The 1% corporate tax cut to 25% that had been scheduled to come into effect within days has been canceled. However, the additional cut of 1% that had been planned for January 2010 remains on schedule. Netanyahu also decided that the reduction in the maximum rate of income tax for individuals, also scheduled to come into effect on January 1, 2010, will be by 1% rather than 2% as originally planned.

Officials in the Prime Minister's Office and in the Finance Ministry said yesterday's decision on the VAT was not the result of fears about a lack of Knesset support for the measure. "A central part of my job is to be attentive to public sentiment," Netanyahu explained. "I have concluded that this is not the right time to levy the VAT, and this is my decision." But Shas and Labor figures emphasized yesterday that they did not support the tax and that Netanyahu had no choice but to back down.

Finance Minister Yuval Steinitz learned of Netanyahu's decision just moments before it was announced to the Knesset. Nevertheless, Steinitz said yesterday that he "respects the prime minister's decision and will act accordingly."

The exemption from VAT that fruits and vegetables have enjoyed is a historical distortion, Steinitz stated: it was right to cancel it.

"The prime minister and I have been arguing the matter for weeks, but unfortunately I was unable to convince him," the finance minister said.

Netanyahu's decision was made public shortly after Steinitz met with three Shas parliamentarians, who reiterated their opposition to the VAT on pfresh roduce. The meeting included a phone conversation with Shas chairman and interior minister Eli Yishai, who said he would fight the issue to the end.

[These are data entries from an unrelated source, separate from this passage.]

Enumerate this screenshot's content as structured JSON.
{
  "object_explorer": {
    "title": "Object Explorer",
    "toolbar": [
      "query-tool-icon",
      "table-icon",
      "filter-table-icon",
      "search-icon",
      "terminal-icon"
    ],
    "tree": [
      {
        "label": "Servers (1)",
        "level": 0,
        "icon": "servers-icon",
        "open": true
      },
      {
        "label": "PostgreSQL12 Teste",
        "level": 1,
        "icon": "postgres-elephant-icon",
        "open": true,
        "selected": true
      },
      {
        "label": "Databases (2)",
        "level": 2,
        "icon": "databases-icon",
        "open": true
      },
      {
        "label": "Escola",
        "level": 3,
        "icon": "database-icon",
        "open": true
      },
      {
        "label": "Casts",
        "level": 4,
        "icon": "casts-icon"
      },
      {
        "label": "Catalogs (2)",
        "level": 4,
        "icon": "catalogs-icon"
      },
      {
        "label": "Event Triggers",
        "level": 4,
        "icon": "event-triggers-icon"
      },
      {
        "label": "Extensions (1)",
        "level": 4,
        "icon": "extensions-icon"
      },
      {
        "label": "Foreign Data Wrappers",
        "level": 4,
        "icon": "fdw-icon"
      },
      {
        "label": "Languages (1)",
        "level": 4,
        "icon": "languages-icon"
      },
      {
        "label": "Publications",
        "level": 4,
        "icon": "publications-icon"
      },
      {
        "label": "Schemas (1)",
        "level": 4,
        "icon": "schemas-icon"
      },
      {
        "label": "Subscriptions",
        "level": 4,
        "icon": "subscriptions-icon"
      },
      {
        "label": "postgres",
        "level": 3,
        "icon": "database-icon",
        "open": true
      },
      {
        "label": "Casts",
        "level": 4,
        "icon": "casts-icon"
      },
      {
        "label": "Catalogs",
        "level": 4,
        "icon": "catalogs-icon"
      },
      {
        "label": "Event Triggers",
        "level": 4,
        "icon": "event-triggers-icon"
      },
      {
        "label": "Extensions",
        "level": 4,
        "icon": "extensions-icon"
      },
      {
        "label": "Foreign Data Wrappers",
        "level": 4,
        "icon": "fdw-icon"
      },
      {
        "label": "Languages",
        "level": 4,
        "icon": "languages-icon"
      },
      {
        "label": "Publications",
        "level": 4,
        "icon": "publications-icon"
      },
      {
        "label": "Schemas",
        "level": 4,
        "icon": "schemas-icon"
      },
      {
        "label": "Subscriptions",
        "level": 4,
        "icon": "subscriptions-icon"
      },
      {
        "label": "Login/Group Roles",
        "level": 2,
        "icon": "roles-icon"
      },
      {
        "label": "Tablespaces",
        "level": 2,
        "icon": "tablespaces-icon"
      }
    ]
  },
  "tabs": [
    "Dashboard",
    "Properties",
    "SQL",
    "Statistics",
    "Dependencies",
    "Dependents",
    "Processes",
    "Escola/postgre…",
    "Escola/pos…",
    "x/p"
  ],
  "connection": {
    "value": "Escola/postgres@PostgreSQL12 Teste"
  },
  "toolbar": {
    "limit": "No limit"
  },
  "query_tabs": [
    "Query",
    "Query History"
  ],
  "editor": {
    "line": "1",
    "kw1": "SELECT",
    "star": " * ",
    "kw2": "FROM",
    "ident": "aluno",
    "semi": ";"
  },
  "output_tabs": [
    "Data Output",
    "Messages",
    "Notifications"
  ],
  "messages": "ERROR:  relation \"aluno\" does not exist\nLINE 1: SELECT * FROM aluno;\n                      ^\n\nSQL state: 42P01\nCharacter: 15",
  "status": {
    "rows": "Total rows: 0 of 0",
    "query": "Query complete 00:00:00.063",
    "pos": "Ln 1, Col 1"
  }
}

Yishai said he would be willing to resign from government and bring about early elections if necessary, adding that he was following the directives of the party's spiritual leader, Rabbi Ovadia Yosef.

Shas members welcomed Netanyahu's last-minute decision and while about it, took credit for the prime minister's about-face.

"Obviously, a government that seeks to take care of its citizens cannot permit this measure. As a result of Shas's opposition, the prime minister's people and the Finance Ministry changed their position," a Shas spokesman said.

"There has been no VAT on fruits and vegetables for 30 years, so there won't be for another 10 years either," quipped one top official in the Prime Minister's Office yesterday. Minority Affairs Minister Avishay Braverman said that the maximum income tax should remain unchanged at 46%, and the money that becomes available should be spent on important social projects.

Finance Committee chairman Moshe Gafni expressed satisfaction with the decision.

"In Israel's difficult economic situation, no new burdens should be placed on the economically disadvantaged," he said. "The plan to levy VAT on fruits and vegetables was a mistake to begin with.

Gafni has meanwhile canceled the vote on the Economic Arrangements Law that had been scheduled for this morning, during the meeting of his committee. The Economic Arrangements Law is a hodgepodge of unrelated legislative items that have some vague connection with economics. It is always passed in conjunction with the Budget Law.